Hypertensive disorders of pregnancy (HDP) affect up to 10% of pregnancies in the United States and are associated with substantial maternal and neonatal morbidity and mortality. Per- and polyfluoroalkyl substances (PFAS) are associated with adverse cardiometabolic outcomes during pregnancy, but associations between PFAS and HDP are inconsistent and joint effects of PFAS mixtures have not been evaluated. Toward this aim, a team of researchers including Marie-France Hivert and Emily Oken examined PFA concentrations in plasma samples from over 1,500 individuals in the Project Viva cohort. Results, published in Environment International, found that exposure to certain PFAS may increase the odds of gestational hypertension during pregnancy, with potential implications for subsequent maternal and child health outcomes.

Institute Investigator(s): Marie-France Hivert, Emily Oken

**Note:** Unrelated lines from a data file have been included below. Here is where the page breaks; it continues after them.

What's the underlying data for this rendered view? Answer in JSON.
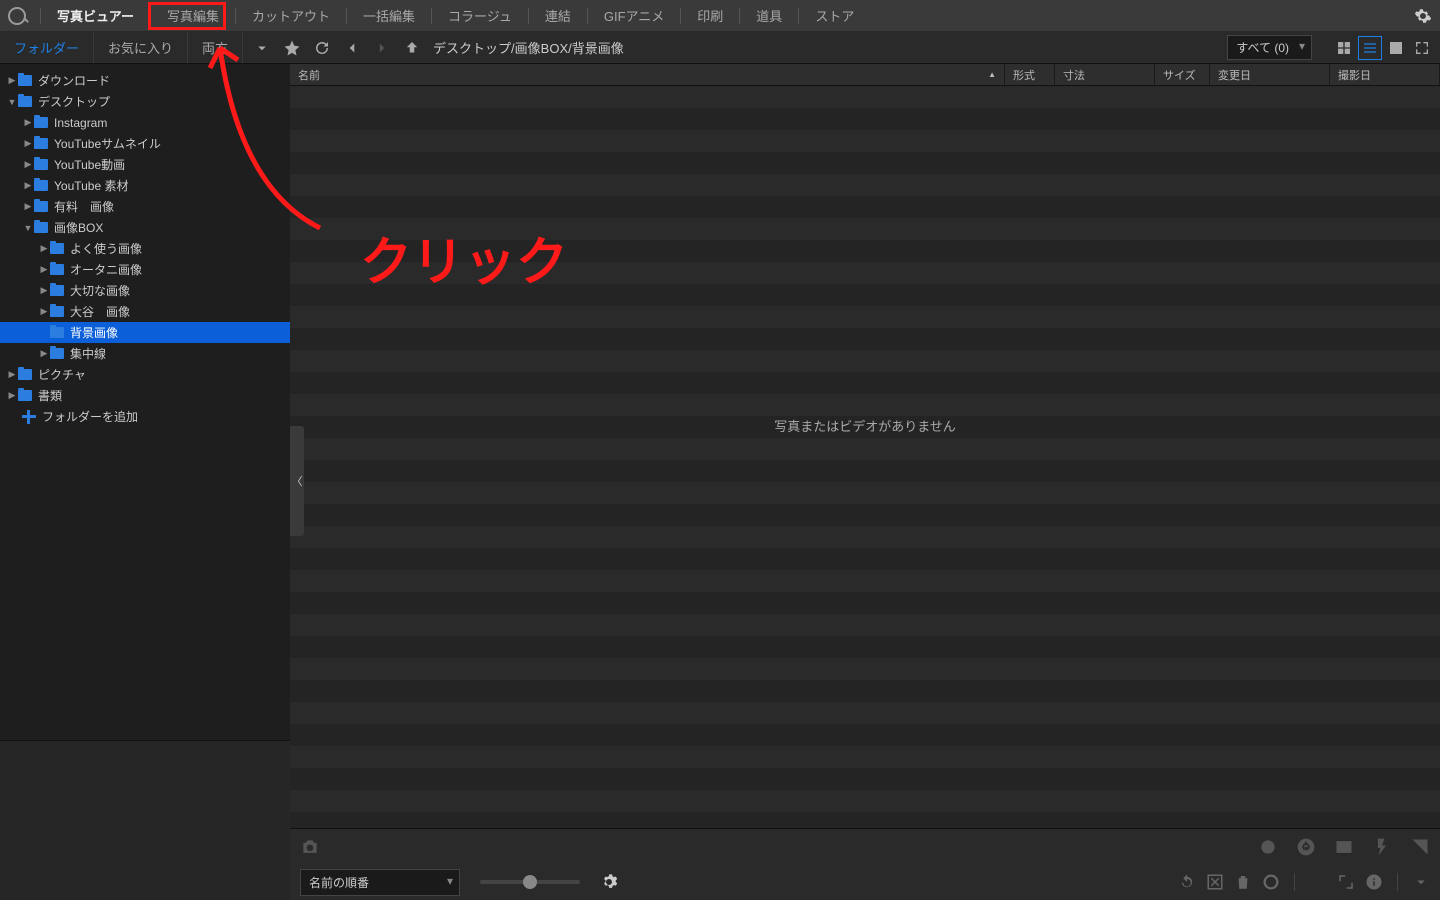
{
  "topmenu": {
    "items": [
      "写真ビュアー",
      "写真編集",
      "カットアウト",
      "一括編集",
      "コラージュ",
      "連結",
      "GIFアニメ",
      "印刷",
      "道具",
      "ストア"
    ],
    "active_index": 0,
    "highlight_index": 1
  },
  "subnav": {
    "tabs": [
      "フォルダー",
      "お気に入り",
      "両方"
    ],
    "selected": 0,
    "breadcrumb": "デスクトップ/画像BOX/背景画像",
    "filter_label": "すべて (0)"
  },
  "tree": [
    {
      "depth": 0,
      "tw": "▶",
      "label": "ダウンロード"
    },
    {
      "depth": 0,
      "tw": "▼",
      "label": "デスクトップ"
    },
    {
      "depth": 1,
      "tw": "▶",
      "label": "Instagram"
    },
    {
      "depth": 1,
      "tw": "▶",
      "label": "YouTubeサムネイル"
    },
    {
      "depth": 1,
      "tw": "▶",
      "label": "YouTube動画"
    },
    {
      "depth": 1,
      "tw": "▶",
      "label": "YouTube 素材"
    },
    {
      "depth": 1,
      "tw": "▶",
      "label": "有料　画像"
    },
    {
      "depth": 1,
      "tw": "▼",
      "label": "画像BOX"
    },
    {
      "depth": 2,
      "tw": "▶",
      "label": "よく使う画像"
    },
    {
      "depth": 2,
      "tw": "▶",
      "label": "オータニ画像"
    },
    {
      "depth": 2,
      "tw": "▶",
      "label": "大切な画像"
    },
    {
      "depth": 2,
      "tw": "▶",
      "label": "大谷　画像"
    },
    {
      "depth": 2,
      "tw": "",
      "label": "背景画像",
      "sel": true
    },
    {
      "depth": 2,
      "tw": "▶",
      "label": "集中線"
    },
    {
      "depth": 0,
      "tw": "▶",
      "label": "ピクチャ"
    },
    {
      "depth": 0,
      "tw": "▶",
      "label": "書類"
    }
  ],
  "add_folder_label": "フォルダーを追加",
  "columns": {
    "name": "名前",
    "format": "形式",
    "dim": "寸法",
    "size": "サイズ",
    "modified": "変更日",
    "shot": "撮影日"
  },
  "empty_message": "写真またはビデオがありません",
  "bottom": {
    "sort_label": "名前の順番"
  },
  "annotation": {
    "text": "クリック"
  }
}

A reply to "When too much is too much" and a call for clinician resources to support patients through affordability challenges for asthma controller medications
stock photoA recent letter to the editor published in the Journal of Allergy and Clinical Immunology: In Practice by Ann Wu and senior author Alison Galbraith offers a reply to a recent publication by Wolf and Fortner[1], which describes an individual patient’s struggle to pay high out-of-pocket costs for asthma controller medications, a challenge faced by many patients with asthma. Authors of the editorial commend this discussion of medication affordability challenges and of strategies to lower patient costs as a valuable addition to the findings of their recent paper on out-of-pocket spending, noting that the affordability of medications can affect adherence and is thus clinically meaningful. Authors call for resources to support patients through affordability challenges, including individual patients’ cost information based on type of medication and benefit design, which would allow clinicians and patients to develop an ideal care plan to maximize adherence and health outcomes.

Institute Investigator(s): Alison Galbraith, Ann Chen Wu